"These attacks will not deter us from our moral, religious and humanitarian stance in support of the steadfast Palestinian people in the Gaza Strip, and will not go unanswered and punished," they said in a statement on Sunday.
The latest US strikes on Yemen came shortly after the US struck a number of targets in Syria and Iraq in what it said was an attempt to counter Iran-backed groups responsible for attacking American personnel and interests in the region.
Iran on Sunday warned that the strikes across the region appeared to "contradict" the stated desire by the leaders of the US and UK that the fighting in Gaza not expand into a regional war.
Iran's foreign ministry spokesman, Nasser Kanani, said in a statement that the attacks were "in clear contradiction with the repeated claims of Washington and London that they do not want the expansion of war and conflict in the region".
He said the two countries were "fuelling chaos, disorder, insecurity and instability" by supporting Israel in its war in Gaza, which has so far left at least 27,365 people dead, according to the health ministry in Gaza.
'Axis of resistance'
The war in Gaza has thrust the Houthis into the international spotlight.
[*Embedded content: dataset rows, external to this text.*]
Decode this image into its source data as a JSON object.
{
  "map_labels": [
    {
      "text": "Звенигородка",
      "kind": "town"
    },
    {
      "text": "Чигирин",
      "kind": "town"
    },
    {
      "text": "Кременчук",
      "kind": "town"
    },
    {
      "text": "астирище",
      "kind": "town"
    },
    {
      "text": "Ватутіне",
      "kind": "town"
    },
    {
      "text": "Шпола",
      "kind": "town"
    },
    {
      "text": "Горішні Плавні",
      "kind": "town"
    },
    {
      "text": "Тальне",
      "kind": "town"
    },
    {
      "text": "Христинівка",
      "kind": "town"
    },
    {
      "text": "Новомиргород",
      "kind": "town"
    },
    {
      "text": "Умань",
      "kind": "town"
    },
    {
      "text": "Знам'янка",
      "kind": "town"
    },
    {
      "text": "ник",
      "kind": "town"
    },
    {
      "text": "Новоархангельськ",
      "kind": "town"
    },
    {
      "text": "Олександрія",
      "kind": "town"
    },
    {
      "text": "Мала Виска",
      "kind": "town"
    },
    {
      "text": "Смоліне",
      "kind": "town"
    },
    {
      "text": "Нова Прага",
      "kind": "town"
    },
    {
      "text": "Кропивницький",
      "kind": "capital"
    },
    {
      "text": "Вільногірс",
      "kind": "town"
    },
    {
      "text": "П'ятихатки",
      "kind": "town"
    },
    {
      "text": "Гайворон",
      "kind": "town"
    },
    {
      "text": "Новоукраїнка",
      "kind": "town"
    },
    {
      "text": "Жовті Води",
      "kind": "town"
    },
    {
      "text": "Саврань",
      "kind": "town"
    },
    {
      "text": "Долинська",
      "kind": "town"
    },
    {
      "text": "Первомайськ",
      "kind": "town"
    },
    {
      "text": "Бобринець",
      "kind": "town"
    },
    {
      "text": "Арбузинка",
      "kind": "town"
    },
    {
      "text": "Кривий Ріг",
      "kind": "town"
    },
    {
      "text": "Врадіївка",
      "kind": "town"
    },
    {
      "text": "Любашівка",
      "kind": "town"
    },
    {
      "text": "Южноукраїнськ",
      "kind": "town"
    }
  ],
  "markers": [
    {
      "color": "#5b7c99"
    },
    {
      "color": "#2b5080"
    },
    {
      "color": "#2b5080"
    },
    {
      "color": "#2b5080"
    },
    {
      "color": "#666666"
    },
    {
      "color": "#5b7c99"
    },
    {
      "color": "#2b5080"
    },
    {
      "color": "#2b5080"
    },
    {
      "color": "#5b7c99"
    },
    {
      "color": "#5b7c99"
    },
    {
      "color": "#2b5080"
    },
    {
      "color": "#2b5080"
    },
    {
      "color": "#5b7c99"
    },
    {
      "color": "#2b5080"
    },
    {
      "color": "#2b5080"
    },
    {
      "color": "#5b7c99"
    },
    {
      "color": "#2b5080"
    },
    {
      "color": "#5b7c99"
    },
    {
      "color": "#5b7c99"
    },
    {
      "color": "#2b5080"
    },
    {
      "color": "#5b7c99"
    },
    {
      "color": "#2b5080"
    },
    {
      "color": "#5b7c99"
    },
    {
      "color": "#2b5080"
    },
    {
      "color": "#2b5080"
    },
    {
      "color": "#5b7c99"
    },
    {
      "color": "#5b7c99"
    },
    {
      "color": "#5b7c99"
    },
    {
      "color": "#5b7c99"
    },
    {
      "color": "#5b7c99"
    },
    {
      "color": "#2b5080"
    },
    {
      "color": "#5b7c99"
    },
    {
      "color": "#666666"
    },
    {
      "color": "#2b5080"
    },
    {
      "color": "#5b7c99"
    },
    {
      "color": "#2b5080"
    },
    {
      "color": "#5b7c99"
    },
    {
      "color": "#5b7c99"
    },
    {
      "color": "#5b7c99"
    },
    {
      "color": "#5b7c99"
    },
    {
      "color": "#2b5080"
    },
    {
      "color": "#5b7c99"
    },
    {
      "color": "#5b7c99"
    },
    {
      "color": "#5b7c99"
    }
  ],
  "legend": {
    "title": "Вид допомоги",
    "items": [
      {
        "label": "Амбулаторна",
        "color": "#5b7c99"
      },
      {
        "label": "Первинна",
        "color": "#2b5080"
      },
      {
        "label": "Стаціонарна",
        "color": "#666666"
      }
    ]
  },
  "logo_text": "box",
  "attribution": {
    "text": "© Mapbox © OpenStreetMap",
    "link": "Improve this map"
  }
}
They have pulled ahead of Iran's other "axis of resistance groups", including Lebanon's Hezbollah or Iraqi militias, by striking at the heart of global trade and commerce.
The Houthis, once a militia based in the northern Saada region, in 2014 swooped down from Yemen's northwestern mountains and seized Yemen's capital, Sanaa.
Saudi Arabia and a coalition of Arab states intervened in Yemen’s civil war against the Houthis, in a bid to restore the internationally recognised government.
The coalition launched thousands of air strikes on Yemen, which resulted in hundreds of thousands of civilian deaths and a major humanitarian crisis, but they failed to dislodge the group, which now controls about 80 percent of Yemen's population.
While the Houthis launched drone and missile attacks on Saudi Arabia and the United Arab Emirates for years, their campaign against international shipping in professed solidarity with Palestine has galvanised the Arab world behind them, giving them unprecedented recognition and support, even among their detractors.